### [Interface dataset entries]
■ ■ ■ ■

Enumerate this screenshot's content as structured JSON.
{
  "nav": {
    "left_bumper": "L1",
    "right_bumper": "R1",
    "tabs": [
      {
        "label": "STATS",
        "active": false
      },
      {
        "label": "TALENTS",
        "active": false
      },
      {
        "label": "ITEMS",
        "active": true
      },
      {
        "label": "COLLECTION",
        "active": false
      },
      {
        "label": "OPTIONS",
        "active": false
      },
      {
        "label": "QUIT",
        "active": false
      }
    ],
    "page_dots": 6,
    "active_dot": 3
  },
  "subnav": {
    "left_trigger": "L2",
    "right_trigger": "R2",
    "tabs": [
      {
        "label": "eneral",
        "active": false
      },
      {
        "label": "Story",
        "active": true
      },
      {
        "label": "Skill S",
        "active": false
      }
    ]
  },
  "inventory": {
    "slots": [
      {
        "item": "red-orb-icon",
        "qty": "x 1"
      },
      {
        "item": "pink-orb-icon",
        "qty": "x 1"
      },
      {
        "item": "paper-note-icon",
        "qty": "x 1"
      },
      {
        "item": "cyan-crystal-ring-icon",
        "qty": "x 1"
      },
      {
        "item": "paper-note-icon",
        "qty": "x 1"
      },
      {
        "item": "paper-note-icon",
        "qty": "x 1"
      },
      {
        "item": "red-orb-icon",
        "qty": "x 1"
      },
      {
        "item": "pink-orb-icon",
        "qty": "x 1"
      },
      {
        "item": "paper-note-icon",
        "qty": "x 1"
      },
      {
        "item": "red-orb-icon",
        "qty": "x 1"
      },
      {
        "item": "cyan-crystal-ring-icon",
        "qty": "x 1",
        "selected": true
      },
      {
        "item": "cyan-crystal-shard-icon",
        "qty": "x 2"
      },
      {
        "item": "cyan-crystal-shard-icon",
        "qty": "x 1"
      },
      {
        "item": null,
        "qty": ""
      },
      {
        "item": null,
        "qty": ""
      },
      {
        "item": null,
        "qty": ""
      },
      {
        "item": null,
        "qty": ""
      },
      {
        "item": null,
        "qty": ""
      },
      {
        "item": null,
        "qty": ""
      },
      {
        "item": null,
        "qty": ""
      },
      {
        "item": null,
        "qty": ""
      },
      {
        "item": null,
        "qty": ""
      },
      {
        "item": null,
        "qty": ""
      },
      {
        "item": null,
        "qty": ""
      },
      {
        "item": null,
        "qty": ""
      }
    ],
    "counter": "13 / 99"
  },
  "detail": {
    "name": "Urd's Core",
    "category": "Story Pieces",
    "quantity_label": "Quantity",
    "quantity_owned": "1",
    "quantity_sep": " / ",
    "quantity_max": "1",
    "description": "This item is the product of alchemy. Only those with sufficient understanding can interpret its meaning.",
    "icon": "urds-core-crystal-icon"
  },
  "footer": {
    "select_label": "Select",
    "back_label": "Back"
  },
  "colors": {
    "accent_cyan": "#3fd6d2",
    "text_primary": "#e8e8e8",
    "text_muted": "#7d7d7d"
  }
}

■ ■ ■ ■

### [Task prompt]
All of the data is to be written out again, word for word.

### [Exercise response]
Enumerate this screenshot's content as structured JSON.
{
  "nav": {
    "left_bumper": "L1",
    "right_bumper": "R1",
    "tabs": [
      {
        "label": "STATS",
        "active": false
      },
      {
        "label": "TALENTS",
        "active": false
      },
      {
        "label": "ITEMS",
        "active": true
      },
      {
        "label": "COLLECTION",
        "active": false
      },
      {
        "label": "OPTIONS",
        "active": false
      },
      {
        "label": "QUIT",
        "active": false
      }
    ],
    "page_dots": 6,
    "active_dot": 3
  },
  "subnav": {
    "left_trigger": "L2",
    "right_trigger": "R2",
    "tabs": [
      {
        "label": "eneral",
        "active": false
      },
      {
        "label": "Story",
        "active": true
      },
      {
        "label": "Skill S",
        "active": false
      }
    ]
  },
  "inventory": {
    "slots": [
      {
        "item": "red-orb-icon",
        "qty": "x 1"
      },
      {
        "item": "pink-orb-icon",
        "qty": "x 1"
      },
      {
        "item": "paper-note-icon",
        "qty": "x 1"
      },
      {
        "item": "cyan-crystal-ring-icon",
        "qty": "x 1"
      },
      {
        "item": "paper-note-icon",
        "qty": "x 1"
      },
      {
        "item": "paper-note-icon",
        "qty": "x 1"
      },
      {
        "item": "red-orb-icon",
        "qty": "x 1"
      },
      {
        "item": "pink-orb-icon",
        "qty": "x 1"
      },
      {
        "item": "paper-note-icon",
        "qty": "x 1"
      },
      {
        "item": "red-orb-icon",
        "qty": "x 1"
      },
      {
        "item": "cyan-crystal-ring-icon",
        "qty": "x 1",
        "selected": true
      },
      {
        "item": "cyan-crystal-shard-icon",
        "qty": "x 2"
      },
      {
        "item": "cyan-crystal-shard-icon",
        "qty": "x 1"
      },
      {
        "item": null,
        "qty": ""
      },
      {
        "item": null,
        "qty": ""
      },
      {
        "item": null,
        "qty": ""
      },
      {
        "item": null,
        "qty": ""
      },
      {
        "item": null,
        "qty": ""
      },
      {
        "item": null,
        "qty": ""
      },
      {
        "item": null,
        "qty": ""
      },
      {
        "item": null,
        "qty": ""
      },
      {
        "item": null,
        "qty": ""
      },
      {
        "item": null,
        "qty": ""
      },
      {
        "item": null,
        "qty": ""
      },
      {
        "item": null,
        "qty": ""
      }
    ],
    "counter": "13 / 99"
  },
  "detail": {
    "name": "Urd's Core",
    "category": "Story Pieces",
    "quantity_label": "Quantity",
    "quantity_owned": "1",
    "quantity_sep": " / ",
    "quantity_max": "1",
    "description": "This item is the product of alchemy. Only those with sufficient understanding can interpret its meaning.",
    "icon": "urds-core-crystal-icon"
  },
  "footer": {
    "select_label": "Select",
    "back_label": "Back"
  },
  "colors": {
    "accent_cyan": "#3fd6d2",
    "text_primary": "#e8e8e8",
    "text_muted": "#7d7d7d"
  }
}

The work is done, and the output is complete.